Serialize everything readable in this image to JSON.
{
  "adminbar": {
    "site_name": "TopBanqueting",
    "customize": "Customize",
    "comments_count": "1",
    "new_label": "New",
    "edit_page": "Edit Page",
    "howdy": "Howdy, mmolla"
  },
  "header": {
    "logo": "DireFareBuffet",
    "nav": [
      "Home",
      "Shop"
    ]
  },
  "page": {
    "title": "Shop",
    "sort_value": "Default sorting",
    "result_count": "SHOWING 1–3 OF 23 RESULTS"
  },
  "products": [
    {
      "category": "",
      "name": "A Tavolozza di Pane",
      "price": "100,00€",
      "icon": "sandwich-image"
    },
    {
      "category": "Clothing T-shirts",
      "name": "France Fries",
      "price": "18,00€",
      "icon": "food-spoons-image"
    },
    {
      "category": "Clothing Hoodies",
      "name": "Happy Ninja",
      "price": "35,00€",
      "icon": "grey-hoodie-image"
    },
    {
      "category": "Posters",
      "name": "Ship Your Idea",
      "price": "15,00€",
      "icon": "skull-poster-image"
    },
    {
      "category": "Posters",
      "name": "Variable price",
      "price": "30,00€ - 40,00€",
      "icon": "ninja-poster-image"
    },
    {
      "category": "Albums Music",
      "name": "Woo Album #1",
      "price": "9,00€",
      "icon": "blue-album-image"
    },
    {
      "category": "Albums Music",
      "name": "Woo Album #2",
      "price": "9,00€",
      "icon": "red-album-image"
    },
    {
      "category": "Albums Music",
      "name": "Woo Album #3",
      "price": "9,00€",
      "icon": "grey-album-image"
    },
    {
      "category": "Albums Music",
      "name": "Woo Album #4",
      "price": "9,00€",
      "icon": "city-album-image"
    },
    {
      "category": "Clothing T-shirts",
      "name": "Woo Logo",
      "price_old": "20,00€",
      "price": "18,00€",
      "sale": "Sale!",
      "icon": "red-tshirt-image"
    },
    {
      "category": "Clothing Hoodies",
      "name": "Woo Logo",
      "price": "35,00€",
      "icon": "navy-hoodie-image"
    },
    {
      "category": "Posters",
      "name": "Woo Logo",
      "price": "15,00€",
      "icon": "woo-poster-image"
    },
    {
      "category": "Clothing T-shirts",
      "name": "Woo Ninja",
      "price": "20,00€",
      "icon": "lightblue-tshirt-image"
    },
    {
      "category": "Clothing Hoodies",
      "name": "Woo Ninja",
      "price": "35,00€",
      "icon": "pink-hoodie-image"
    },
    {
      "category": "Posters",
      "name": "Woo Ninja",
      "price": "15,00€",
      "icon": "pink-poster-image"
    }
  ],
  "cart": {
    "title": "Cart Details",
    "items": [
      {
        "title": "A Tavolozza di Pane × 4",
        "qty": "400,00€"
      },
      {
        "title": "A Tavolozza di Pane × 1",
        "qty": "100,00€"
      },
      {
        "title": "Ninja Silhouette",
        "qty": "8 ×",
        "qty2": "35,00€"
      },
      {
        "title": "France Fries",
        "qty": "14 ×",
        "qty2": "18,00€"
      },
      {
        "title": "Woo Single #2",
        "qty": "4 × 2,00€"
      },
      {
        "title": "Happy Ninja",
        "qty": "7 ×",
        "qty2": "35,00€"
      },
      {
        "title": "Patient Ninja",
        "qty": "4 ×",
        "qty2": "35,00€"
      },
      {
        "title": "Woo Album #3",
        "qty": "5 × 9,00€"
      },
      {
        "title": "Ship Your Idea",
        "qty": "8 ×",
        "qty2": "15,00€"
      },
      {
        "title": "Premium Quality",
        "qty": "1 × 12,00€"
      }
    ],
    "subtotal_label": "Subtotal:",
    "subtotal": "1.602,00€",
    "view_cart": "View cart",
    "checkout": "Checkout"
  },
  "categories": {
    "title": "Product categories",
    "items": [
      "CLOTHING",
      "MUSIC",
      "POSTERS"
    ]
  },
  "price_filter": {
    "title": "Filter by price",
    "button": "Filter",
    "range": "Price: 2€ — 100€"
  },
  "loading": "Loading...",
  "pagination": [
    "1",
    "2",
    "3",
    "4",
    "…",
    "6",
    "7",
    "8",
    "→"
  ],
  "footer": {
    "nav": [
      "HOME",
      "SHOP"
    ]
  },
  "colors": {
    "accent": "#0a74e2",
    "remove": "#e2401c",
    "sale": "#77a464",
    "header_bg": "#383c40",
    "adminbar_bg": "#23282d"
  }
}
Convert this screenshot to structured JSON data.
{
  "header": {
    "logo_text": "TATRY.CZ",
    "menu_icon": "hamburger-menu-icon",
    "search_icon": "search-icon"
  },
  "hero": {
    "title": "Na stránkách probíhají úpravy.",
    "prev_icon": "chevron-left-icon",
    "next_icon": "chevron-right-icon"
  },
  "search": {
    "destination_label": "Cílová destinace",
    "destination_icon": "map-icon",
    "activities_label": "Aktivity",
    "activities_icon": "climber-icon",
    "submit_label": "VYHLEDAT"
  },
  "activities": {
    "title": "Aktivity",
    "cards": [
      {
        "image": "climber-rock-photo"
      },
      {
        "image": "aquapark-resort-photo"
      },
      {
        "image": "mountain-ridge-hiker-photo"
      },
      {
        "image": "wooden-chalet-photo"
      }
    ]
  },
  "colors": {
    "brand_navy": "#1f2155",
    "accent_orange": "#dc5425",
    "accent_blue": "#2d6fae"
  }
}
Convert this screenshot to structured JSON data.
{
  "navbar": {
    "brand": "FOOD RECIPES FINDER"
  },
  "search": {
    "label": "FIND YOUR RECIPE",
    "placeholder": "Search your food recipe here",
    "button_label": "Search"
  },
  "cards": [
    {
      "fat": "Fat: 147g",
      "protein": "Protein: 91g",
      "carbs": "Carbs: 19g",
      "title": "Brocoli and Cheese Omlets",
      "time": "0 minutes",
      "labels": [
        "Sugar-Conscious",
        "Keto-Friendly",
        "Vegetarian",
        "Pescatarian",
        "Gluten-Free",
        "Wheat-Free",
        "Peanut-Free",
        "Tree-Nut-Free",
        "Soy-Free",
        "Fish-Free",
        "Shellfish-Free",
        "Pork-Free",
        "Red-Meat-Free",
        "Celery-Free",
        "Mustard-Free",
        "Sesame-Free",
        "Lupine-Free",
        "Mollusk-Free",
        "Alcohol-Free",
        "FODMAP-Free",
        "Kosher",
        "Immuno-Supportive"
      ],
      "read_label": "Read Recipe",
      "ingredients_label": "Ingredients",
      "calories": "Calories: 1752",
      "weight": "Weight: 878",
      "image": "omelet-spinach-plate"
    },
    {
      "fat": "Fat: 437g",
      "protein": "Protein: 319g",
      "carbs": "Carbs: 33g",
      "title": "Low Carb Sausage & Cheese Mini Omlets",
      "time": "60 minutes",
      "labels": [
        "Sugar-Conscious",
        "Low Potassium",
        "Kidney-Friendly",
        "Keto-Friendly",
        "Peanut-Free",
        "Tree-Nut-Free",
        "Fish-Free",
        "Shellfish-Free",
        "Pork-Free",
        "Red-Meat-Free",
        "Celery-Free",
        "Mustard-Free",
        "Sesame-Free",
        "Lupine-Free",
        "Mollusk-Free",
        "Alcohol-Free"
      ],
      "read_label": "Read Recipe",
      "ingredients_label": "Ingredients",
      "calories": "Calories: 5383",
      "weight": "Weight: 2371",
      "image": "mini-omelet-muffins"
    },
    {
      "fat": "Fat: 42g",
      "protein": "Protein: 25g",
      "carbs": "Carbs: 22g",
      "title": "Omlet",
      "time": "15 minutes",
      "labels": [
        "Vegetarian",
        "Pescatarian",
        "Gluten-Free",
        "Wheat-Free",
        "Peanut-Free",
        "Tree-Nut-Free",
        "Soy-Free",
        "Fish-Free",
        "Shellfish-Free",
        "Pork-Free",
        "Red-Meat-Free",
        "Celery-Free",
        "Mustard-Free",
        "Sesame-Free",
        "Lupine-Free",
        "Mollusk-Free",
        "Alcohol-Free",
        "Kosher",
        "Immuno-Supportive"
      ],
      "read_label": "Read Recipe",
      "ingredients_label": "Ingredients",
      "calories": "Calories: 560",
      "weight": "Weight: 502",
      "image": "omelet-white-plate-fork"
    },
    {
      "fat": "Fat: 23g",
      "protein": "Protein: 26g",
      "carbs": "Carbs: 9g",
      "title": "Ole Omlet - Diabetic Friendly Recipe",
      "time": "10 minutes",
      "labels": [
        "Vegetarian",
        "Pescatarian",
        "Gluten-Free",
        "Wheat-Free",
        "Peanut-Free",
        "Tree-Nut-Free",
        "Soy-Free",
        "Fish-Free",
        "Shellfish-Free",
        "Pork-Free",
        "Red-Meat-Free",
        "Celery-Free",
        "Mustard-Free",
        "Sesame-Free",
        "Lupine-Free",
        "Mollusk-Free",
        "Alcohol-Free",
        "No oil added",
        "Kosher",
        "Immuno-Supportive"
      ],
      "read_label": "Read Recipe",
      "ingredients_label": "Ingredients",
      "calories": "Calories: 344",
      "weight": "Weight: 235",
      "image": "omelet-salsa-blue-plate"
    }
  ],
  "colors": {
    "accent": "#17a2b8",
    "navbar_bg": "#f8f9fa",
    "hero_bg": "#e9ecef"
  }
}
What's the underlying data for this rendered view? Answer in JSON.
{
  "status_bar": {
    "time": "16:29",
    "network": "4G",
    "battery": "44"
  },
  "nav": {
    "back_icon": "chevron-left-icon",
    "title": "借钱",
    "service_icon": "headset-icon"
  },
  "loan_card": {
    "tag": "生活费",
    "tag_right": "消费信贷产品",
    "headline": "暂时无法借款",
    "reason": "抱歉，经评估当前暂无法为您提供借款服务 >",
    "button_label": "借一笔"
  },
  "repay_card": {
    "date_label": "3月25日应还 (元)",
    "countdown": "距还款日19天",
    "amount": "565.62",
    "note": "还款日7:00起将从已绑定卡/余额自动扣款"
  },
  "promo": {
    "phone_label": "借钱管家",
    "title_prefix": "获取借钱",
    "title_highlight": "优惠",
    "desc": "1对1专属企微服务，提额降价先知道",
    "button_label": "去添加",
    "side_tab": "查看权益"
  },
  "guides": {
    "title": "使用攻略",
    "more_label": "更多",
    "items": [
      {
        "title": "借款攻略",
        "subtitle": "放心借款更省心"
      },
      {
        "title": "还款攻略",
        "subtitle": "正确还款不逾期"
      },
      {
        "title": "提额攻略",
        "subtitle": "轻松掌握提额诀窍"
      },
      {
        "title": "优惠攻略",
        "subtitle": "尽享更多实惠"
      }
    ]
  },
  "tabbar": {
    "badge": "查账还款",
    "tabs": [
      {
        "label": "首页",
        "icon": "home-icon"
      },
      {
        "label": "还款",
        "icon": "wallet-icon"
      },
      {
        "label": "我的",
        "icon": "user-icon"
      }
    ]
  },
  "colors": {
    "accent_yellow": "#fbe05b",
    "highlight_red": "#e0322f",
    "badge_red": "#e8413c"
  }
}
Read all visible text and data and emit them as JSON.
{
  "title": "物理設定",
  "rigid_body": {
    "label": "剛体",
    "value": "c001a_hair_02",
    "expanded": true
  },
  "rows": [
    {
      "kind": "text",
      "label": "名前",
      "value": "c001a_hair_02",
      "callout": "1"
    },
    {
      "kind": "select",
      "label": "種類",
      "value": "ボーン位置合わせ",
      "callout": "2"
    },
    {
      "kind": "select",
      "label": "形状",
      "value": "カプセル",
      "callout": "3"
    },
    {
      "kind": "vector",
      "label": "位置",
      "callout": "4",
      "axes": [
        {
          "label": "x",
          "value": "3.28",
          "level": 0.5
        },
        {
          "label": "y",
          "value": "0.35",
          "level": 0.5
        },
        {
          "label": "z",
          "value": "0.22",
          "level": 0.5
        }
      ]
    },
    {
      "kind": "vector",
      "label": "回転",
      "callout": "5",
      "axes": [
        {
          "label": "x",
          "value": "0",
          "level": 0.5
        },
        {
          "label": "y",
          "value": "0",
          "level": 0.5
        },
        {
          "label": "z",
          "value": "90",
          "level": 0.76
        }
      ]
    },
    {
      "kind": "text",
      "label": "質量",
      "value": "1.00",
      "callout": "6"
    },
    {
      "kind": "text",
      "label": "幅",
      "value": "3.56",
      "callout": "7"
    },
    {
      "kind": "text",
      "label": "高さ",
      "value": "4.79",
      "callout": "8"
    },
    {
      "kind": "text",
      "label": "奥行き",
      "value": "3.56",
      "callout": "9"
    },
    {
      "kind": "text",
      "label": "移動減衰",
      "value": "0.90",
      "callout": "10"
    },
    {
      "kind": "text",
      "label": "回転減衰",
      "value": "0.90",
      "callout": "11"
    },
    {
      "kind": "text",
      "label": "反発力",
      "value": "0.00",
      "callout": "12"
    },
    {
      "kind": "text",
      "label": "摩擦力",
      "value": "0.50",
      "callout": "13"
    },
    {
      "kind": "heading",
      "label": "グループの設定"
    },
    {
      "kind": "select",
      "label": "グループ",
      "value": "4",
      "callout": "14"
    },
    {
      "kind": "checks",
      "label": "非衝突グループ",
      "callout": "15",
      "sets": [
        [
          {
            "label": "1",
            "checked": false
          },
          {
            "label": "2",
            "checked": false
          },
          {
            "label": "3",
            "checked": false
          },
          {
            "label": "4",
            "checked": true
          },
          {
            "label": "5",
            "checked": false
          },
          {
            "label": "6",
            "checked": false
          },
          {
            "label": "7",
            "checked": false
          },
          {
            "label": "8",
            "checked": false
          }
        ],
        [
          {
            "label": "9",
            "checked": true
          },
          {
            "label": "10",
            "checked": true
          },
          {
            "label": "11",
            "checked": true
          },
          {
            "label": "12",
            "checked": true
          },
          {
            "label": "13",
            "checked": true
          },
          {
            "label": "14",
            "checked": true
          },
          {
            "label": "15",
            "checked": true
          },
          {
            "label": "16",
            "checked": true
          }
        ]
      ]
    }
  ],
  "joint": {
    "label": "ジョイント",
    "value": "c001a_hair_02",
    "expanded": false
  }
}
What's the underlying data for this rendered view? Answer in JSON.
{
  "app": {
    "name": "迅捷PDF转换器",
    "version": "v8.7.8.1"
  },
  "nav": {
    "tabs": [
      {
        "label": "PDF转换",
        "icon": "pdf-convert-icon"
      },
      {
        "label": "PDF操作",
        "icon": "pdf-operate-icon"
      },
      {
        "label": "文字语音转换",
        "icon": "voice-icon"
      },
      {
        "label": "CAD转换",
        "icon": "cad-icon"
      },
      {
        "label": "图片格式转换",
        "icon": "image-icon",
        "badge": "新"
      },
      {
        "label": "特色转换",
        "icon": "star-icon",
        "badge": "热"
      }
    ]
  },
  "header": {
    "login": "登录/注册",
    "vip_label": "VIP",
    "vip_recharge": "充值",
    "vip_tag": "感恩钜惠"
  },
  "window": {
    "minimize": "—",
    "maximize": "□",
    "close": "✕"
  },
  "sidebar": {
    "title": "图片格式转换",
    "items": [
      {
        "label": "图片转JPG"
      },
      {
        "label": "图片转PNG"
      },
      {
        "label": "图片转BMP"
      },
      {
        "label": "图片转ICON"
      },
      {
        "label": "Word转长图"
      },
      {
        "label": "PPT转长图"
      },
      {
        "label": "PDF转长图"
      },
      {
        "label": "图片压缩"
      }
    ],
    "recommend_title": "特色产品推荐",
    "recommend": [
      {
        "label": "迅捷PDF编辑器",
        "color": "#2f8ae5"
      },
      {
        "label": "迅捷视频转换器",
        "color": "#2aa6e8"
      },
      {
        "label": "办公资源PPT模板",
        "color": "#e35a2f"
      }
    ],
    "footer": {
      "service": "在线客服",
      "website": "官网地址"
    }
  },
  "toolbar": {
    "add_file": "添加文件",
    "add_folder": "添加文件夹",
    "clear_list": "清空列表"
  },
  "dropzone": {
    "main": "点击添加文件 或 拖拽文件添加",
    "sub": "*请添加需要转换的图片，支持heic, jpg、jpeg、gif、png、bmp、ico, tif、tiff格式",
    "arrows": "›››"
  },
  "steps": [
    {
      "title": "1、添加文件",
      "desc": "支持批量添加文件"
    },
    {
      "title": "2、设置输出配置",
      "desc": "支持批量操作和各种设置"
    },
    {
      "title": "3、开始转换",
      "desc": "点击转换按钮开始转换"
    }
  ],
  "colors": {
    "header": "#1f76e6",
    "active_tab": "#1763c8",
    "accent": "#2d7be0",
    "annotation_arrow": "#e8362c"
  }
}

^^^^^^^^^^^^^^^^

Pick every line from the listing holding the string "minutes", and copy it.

      "time": "0 minutes",
      "time": "60 minutes",
      "time": "15 minutes",
      "time": "10 minutes",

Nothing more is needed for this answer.